╭──

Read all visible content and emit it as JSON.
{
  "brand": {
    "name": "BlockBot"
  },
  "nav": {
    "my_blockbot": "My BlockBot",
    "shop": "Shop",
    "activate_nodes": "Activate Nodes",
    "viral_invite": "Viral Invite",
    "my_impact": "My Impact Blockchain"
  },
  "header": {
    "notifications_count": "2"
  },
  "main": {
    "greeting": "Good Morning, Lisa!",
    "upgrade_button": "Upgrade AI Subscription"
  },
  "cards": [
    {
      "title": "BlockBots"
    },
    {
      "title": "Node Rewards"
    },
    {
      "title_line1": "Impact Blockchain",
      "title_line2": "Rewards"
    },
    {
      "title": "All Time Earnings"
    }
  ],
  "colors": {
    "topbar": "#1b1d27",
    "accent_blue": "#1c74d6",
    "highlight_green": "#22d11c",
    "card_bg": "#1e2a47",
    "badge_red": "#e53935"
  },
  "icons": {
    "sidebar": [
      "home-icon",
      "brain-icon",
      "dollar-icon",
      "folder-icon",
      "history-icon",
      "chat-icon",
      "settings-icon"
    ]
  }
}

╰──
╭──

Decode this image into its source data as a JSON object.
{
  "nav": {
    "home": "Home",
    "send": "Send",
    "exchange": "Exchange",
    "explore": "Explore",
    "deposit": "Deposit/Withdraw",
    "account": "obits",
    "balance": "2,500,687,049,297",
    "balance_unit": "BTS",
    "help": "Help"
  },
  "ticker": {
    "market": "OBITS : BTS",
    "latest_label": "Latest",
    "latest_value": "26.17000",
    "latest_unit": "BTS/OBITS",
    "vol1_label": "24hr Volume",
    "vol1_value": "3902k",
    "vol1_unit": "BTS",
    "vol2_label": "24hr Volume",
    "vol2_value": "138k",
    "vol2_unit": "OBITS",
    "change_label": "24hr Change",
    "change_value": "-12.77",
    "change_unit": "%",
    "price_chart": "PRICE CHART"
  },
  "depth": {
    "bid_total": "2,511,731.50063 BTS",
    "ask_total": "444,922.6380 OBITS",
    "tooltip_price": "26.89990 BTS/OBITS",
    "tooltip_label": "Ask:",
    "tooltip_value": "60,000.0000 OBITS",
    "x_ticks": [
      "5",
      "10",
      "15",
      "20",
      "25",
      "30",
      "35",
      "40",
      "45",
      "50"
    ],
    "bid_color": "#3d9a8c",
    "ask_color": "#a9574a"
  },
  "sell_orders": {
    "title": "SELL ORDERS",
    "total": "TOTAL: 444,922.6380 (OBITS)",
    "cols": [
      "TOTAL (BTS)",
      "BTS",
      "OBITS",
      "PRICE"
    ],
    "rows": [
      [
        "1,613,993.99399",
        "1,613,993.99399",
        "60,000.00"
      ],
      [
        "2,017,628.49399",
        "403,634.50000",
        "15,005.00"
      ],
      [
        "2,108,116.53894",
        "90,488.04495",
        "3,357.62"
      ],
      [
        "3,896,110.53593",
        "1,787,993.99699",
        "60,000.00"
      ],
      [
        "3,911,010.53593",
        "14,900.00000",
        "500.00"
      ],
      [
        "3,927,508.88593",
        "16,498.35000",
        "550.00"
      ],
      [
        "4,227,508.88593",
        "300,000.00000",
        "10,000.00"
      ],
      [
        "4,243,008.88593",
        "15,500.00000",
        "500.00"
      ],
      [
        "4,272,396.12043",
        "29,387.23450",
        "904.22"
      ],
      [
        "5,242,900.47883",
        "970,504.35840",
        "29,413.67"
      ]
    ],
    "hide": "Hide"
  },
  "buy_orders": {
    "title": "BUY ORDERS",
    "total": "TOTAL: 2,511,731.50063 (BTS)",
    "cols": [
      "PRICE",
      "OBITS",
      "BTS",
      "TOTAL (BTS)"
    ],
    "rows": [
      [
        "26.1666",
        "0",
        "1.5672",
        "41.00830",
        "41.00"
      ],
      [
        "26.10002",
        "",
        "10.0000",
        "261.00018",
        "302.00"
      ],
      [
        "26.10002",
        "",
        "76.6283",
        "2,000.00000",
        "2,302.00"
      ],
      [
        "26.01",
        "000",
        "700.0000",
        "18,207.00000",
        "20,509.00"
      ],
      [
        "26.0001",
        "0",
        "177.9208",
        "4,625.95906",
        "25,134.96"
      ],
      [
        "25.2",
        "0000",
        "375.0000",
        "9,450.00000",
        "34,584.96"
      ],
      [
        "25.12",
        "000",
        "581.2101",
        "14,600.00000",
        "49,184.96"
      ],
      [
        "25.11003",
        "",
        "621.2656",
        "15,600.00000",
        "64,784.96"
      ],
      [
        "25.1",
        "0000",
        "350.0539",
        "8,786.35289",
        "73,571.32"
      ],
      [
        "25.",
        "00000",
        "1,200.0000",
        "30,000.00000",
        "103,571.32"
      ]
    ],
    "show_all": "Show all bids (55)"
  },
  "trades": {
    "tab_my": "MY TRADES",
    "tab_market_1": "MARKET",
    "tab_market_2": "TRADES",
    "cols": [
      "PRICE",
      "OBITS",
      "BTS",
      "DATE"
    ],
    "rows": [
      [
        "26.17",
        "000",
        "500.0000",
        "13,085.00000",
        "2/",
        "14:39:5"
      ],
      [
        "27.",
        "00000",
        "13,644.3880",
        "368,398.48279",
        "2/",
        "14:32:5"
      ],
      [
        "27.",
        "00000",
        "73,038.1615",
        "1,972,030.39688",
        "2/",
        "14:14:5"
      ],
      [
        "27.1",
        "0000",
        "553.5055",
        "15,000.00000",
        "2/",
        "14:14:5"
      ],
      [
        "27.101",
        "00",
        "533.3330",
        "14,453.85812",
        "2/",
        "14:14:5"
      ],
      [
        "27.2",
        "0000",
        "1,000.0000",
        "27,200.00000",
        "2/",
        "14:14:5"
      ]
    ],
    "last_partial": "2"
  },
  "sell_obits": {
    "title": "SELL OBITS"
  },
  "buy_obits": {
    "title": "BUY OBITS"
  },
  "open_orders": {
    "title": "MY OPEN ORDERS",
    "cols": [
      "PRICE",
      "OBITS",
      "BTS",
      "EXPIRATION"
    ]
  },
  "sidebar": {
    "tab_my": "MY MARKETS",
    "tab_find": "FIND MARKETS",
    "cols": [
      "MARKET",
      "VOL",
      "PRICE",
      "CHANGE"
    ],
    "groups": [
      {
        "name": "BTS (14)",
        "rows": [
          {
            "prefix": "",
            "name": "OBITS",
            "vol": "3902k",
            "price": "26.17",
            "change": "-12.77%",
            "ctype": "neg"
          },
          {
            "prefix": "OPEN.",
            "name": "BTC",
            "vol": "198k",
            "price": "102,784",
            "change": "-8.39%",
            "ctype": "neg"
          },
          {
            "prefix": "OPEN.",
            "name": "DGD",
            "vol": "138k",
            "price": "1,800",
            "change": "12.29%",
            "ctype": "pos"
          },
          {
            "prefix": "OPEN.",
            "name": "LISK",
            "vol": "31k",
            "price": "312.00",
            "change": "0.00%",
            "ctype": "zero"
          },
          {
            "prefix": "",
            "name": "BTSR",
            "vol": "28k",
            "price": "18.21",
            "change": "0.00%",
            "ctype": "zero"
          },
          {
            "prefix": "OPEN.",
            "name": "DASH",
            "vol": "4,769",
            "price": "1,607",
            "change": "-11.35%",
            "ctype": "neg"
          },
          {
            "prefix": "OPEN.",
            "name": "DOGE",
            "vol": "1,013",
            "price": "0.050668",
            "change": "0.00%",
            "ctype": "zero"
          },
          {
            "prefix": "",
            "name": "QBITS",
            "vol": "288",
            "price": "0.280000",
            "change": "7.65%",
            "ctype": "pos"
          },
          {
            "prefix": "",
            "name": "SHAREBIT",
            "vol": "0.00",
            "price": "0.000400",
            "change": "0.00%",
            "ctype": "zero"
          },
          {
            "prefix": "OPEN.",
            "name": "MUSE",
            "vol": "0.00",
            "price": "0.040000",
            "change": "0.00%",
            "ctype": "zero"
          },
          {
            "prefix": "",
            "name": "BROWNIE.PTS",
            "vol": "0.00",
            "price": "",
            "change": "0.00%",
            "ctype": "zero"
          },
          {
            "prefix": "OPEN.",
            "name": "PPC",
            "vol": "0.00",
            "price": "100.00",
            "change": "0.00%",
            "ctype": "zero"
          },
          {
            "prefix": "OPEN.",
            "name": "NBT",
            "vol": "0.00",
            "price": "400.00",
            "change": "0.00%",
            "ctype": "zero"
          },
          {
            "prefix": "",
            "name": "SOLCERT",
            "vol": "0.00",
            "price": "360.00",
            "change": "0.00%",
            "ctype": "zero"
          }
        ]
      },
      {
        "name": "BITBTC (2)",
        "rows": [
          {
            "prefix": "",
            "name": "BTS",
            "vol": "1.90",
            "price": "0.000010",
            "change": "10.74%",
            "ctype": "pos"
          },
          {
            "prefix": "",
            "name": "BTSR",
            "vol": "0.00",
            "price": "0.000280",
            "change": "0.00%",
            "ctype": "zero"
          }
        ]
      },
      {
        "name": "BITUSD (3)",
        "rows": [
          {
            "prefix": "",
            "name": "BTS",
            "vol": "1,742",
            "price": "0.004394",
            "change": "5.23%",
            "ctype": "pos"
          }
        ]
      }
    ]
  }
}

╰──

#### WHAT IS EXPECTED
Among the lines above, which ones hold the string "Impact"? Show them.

#### THE COMPLETED TASK
    "my_impact": "My Impact Blockchain"
      "title_line1": "Impact Blockchain",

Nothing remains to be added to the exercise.